Do you think the people who benefit from Seattle Black Lives Matter spending are not taxpayers?

Don't try to change the subject. You made an assertion about the potential tax burden and benefit of this particular case, not about the general peril of too many poor people using the civil courts to hold their local governments to account.


@20. No, but that's private spending and the recipient isn't under obligations I assume. And no, because we're all taxpayers.

Of course, holding local governments to account is important -- but it's difficult to contest that large lawsuit litigation (from very worthy plaintiffs of course) does not become burdensome for local governments.

See also:


Hahaha! @21 linked to some rightwing policy bs from a US Chamber of Commerce affiliate!

But no one would have expected anything different.


The police were always the enforcement arm of the maximized-profit capitalism system, nothing more; nothing less. Given a decent education, healthcare, job and home-ownership opportunities, your average person has better things to do than roll around shirtless in the grass with a police dog (and need the $200 incentive to sign the TV release form). Oddly though, working-class people always made up the bulk of "Cops" viewers: we saw the perps as individual losers, not exemplars of our class. "Frasier (supposedly) showed Seattle, but what other show gave a damn about Parkland? So it was the only window TV gave into our world (sorry Rosanne: our lives aren't short burst of gotcha comebacks to the man between bursts of power blues). The middle class preferred to look the other way. Middle class professionals earned the nice houses and cars and groceries by finding methods to further alienate the poor on behalf of the ownership class, expecting them to die out quietly (though some deaths would occasionally entail a knee on the neck).


So much wishful thinking, as if just rerouting the money hose solves the problems. Sure--reallocate dollars, but that wont change a thing unless the scope the Police are expected to handle isn't reduced to real crime. Redirecting money to social uses will work--years if not decades into the future. Meanwhile, Chicago sets a daily murder record, mostly in the same neighborhoods that are over policed.
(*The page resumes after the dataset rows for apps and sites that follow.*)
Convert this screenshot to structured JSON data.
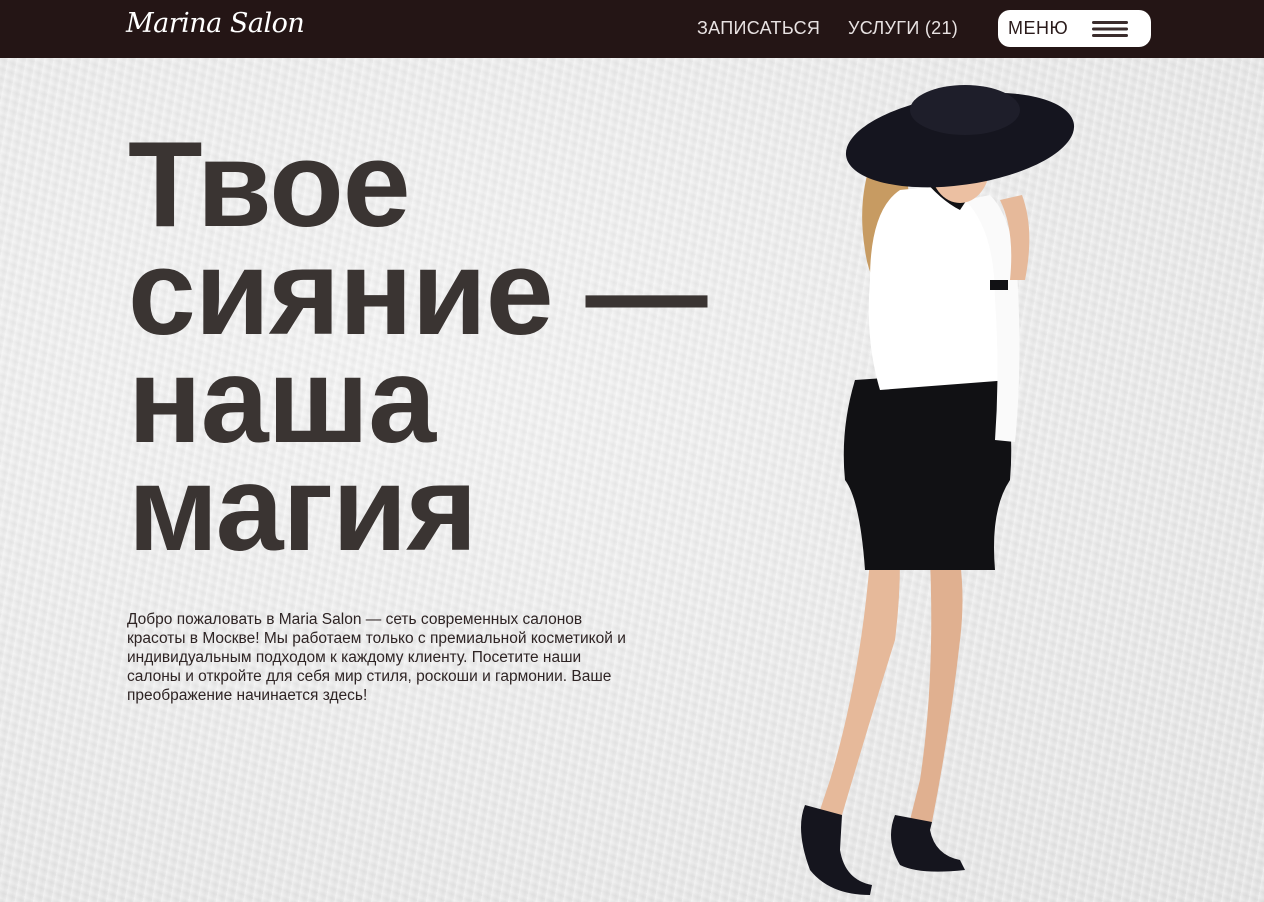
{
  "header": {
    "logo": "Marina Salon",
    "nav": {
      "book_label": "ЗАПИСАТЬСЯ",
      "services_label": "УСЛУГИ (21)"
    },
    "menu_label": "МЕНЮ",
    "background_color": "#241515"
  },
  "hero": {
    "headline_lines": [
      "Твое",
      "сияние —",
      "наша",
      "магия"
    ],
    "intro": "Добро пожаловать в Maria Salon — сеть современных салонов красоты в Москве! Мы работаем только с премиальной косметикой и индивидуальным подходом к каждому клиенту. Посетите наши салоны и откройте для себя мир стиля, роскоши и гармонии. Ваше преображение начинается здесь!",
    "headline_color": "#3a3432"
  },
  "icons": {
    "menu": "hamburger-icon"
  }
}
Just moving money around is not a magic spell that gets rid of racism and violence.


Mayor Jenny Durkan says she did not "authorize" the violence against citizens, but merely said that she told police it would be okay to authorize such a thing if the police really felt like they really wanted to.


"Maury Island was named in 1841 during the Wilkes Expedition[citation needed] in honor of William Lewis Maury, who between 1863 and 1864 raided Union ships on behalf of the Confederacy and is buried in Caroline County, Virginia"



@22: Nevertheless, you can still glean knowledge from research compiled by sources that you find adversarial (that could possibly make more rebuttal stronger maybe).

Please wait...

Comments are closed.

Commenting on this item is available only to members of the site. You can sign in here or create an account here.

Add a comment

By posting this comment, you are agreeing to our Terms of Use.